Fille de révolutionnaires / Daughter of revolutionaries
Novel , 2017
Prix du livre politique 2018 / Prix des députés 2018 / Prix Étudiant du livre politique – France culture 2018
The daughter of Régis Debray and Elizabeth Burgos recounts the life of her revolutionary parents in a narrative that moves between her personal memories and a portrait of troubled times.
Laurence Debray is the daughter of the philosopher Régis Debray and the anthropologist Elizabeth Burgos. Her parents came from traditional, well-off families – his from Paris and hers from Venezuela - and both embraced the revolutionary cause of Fidel Castro and Che Guevara.
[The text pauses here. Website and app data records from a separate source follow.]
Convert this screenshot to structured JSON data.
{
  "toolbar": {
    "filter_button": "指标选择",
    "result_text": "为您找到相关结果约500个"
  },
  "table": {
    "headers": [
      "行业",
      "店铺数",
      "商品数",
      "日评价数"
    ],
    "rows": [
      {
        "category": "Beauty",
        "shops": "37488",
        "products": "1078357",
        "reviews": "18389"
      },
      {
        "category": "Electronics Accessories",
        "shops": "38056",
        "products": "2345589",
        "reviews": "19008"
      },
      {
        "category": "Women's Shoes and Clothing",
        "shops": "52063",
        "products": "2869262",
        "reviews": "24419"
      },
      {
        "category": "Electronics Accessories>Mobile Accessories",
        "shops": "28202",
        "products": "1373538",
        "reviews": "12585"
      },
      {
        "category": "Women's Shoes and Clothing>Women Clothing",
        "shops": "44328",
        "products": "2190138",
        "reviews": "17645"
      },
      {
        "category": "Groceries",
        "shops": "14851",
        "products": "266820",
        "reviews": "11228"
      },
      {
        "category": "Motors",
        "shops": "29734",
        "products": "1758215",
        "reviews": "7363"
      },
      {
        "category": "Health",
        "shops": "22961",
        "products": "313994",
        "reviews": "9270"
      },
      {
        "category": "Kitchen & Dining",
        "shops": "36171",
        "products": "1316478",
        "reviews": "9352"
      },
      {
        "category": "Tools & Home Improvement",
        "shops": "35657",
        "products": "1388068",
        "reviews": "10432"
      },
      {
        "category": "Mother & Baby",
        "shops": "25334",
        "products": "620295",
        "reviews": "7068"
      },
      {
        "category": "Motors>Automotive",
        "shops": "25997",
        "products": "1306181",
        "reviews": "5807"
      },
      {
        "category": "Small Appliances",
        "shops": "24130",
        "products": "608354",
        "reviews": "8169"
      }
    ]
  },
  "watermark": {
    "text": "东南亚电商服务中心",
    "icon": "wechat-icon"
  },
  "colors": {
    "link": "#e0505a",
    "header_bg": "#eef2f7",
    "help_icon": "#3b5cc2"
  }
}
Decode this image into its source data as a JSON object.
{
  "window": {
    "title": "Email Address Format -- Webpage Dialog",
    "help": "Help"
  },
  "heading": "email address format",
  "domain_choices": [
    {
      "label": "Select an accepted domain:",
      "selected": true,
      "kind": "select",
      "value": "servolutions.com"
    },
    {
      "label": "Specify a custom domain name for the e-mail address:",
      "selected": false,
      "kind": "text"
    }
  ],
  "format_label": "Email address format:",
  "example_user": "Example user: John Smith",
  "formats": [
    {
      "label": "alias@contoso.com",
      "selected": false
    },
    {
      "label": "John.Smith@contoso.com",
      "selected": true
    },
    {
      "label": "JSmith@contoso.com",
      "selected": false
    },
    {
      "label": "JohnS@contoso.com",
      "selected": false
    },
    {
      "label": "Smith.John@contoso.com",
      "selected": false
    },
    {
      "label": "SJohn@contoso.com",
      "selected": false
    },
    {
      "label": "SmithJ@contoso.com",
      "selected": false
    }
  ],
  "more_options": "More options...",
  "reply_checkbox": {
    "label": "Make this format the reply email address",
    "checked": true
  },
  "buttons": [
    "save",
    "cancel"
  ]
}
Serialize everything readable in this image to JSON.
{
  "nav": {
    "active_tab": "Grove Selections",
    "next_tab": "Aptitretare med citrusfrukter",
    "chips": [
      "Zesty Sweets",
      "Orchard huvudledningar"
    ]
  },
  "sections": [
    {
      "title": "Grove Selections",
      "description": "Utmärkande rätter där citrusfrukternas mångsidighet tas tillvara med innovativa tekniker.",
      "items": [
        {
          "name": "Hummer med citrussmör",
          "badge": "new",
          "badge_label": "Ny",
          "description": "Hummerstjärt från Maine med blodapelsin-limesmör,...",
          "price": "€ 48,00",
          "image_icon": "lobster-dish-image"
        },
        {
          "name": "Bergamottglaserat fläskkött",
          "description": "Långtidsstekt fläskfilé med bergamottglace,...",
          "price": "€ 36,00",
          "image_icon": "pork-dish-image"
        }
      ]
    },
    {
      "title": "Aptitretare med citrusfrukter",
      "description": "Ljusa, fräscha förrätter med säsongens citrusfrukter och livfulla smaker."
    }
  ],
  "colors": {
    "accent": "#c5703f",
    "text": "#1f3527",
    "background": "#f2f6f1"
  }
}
In 1967 Régis Debray joined Che's guerrilla army in Bolivia as a liaison agent and was arrested. When Che was captured six months later, Debray was accused of having betrayed him and sentenced to thirty years in prison, of which he served only four thanks to the good offices of his family and the French diplomatic corps, and the pressure exerted by the Bolivian trade unions. Then came years of bohemian life, when he took refuge in writing. Later, with the coming to power of Mitterrand, both the author’s parents were appointed to public office: Debray served as an adviser to the president and Burgos was director of the Maison de l'Amérique Latin.
In this frank, sincere book, Laurence Debray settles accounts with the past and describes the legend and real lives of her revolutionary progenitors, and her own life too. And thus the stage is filled by the absent father, the mother who chose to be free rather than ending up trapped in the role of the wife of a staunch intellectual, the author’s lonely, austere childhood in Paris, the summer she spent in Cuba in a communist youth camp devoted to the training of perfect revolutionaries, her stay in Seville, where Alfonso Guerra became her adoptive father, and later the time spent in Venezuela, London and the world of banking in New York.
The author smoothly combines the gaze of a daughter examining her parents with a critical eye, the unbridled sincerity of her most intimate memories, and the detached perspective of a historian reviewing a time of revolutionary zeal, all written in line with the hard-hitting maxim in Molière’s The Misanthrope, which introduces this dazzling autobiography and eyewitness account: “The more you love someone, the less you should flatter them. The proof of true love is to be unsparing in fault-finding.”
“The book of a generation – the children of the children of 1968.” Mazarine Pingeot, L'Express
“With a historian’s detachment and a daughter’s curiosity, one generation’s perception of the previous one.” France Culture
“A family portrait of an atypical childhood in the shadow of communist parents.” Le Figaro
“In this story, which is both personal and historical, the author explores the lives of her parents.” Roxane Grolleau, Le Monde
“A book about the lives of her parents. Sometimes tender, often fierce. And it makes no concessions.” Serge Raffy, Le Nouvel Observateur
“A daughter reconsiders the father’s legend.” Caroline Mangez, Paris Match
“A touching book." Nathalie Dupuis, Elle
“Humour, suffering, sarcasm and insolence. A tribute to her father’s idealism.” María Laura Avignolo, Clarín